Auto port forwarding
If your application, or any other, indicates that it is serving content from a local port in the integrated terminal, Codespaces will automatically forward that port and add it to the list of Forwarded Ports under Codespace Details.
In the example below,
npx is used to run
http-server, which opens port
8080. Codespaces correspondingly and automatically forwards port
8080 so it can be accessed from your local environment.
Port forwarding interface
As with all operations in Codespaces, you can use the Command Palette to forward a port. Select the Codespaces: Forward Port command and follow its prompts: typing in a port number to forward, and to assign an optional name to the port forwarding rule.
Additionally, you can click the Forward Port button on the Forwarded Ports title bar in the Codespace Details panel.
Configure port forwarding
If there's one or more ports that should be forwarded by default for a given repository, that can be configured in
devcontainer.json. See the configuring codespaces reference for more info.
Access forwarded ports
Once a port has been forwarded, you can click the Copy Port URL button on the port's title bar in the Codespace Details panel. This will copy the full URL to the port into your clipboard so you can paste it into a browser, CLI, or the API exploration tool of your choice.
Stop forwarding ports
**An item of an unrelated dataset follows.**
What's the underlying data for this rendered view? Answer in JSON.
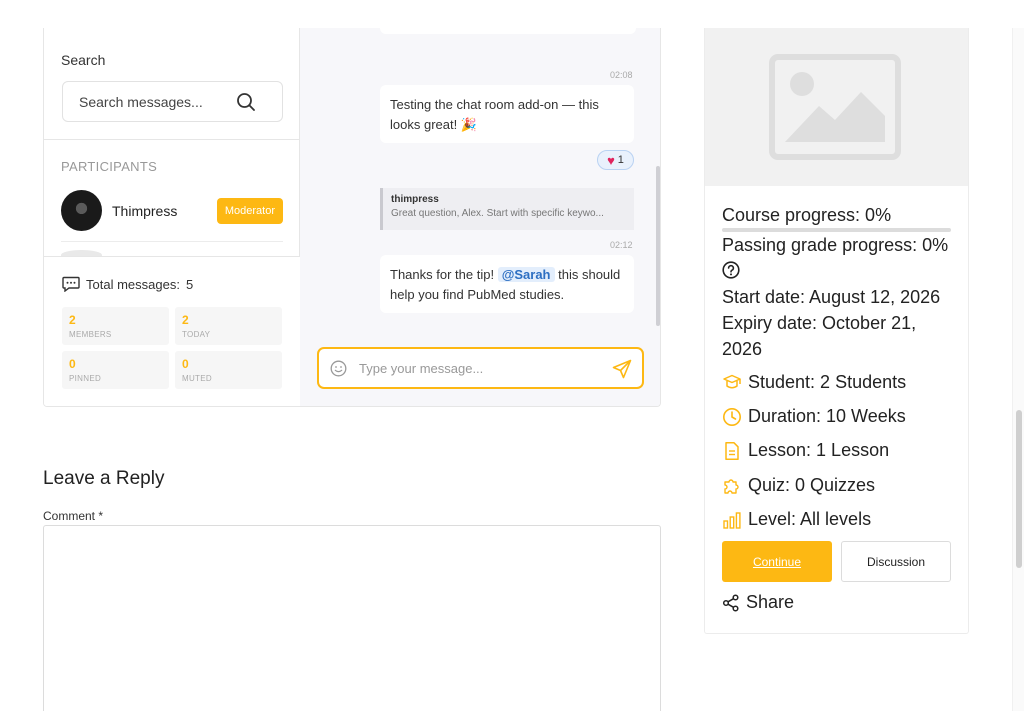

There's two ways to stop a forwarded port, regardless of which mechanism was used to create it. You can either use the Codespaces: Stop Forwarding Port command in the Command Palette, or select the Stop Forwarding Port button on the port's title bar in the Codespace Details panel.
Configure and personalize advanced settings
In addition to the above documentation that's specific to VS Code's Codespaces extension, Visual Studio Codespaces also provides flexible mechanisms to customize codespaces on a per repo basis, as well as to personalize them on a per user basis. Find out more in the reference documentation: